» **Exercise goal**
Since the pictures are not wanted, reproduce only the rest of the records, exactly as given.

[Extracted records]
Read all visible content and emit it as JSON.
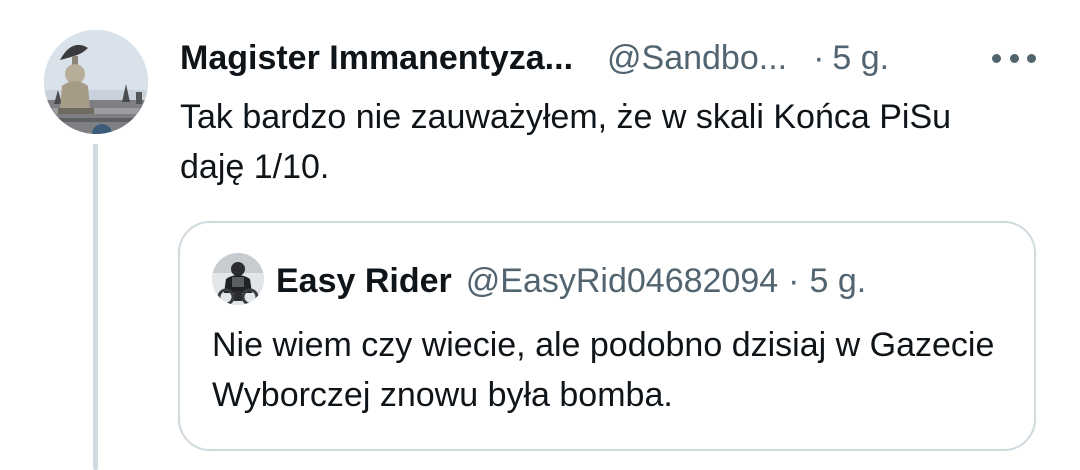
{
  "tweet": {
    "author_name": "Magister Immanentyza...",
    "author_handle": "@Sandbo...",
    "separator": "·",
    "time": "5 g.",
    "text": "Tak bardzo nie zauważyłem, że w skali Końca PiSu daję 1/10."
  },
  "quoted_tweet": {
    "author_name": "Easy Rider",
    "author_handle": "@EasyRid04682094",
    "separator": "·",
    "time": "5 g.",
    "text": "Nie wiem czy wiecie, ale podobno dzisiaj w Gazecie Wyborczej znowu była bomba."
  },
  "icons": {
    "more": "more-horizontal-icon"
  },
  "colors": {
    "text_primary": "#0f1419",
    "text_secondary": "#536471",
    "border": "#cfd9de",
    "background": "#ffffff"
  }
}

» **The completed task**
Read all visible content and emit it as JSON.
{
  "tweet": {
    "author_name": "Magister Immanentyza...",
    "author_handle": "@Sandbo...",
    "separator": "·",
    "time": "5 g.",
    "text": "Tak bardzo nie zauważyłem, że w skali Końca PiSu daję 1/10."
  },
  "quoted_tweet": {
    "author_name": "Easy Rider",
    "author_handle": "@EasyRid04682094",
    "separator": "·",
    "time": "5 g.",
    "text": "Nie wiem czy wiecie, ale podobno dzisiaj w Gazecie Wyborczej znowu była bomba."
  },
  "icons": {
    "more": "more-horizontal-icon"
  },
  "colors": {
    "text_primary": "#0f1419",
    "text_secondary": "#536471",
    "border": "#cfd9de",
    "background": "#ffffff"
  }
}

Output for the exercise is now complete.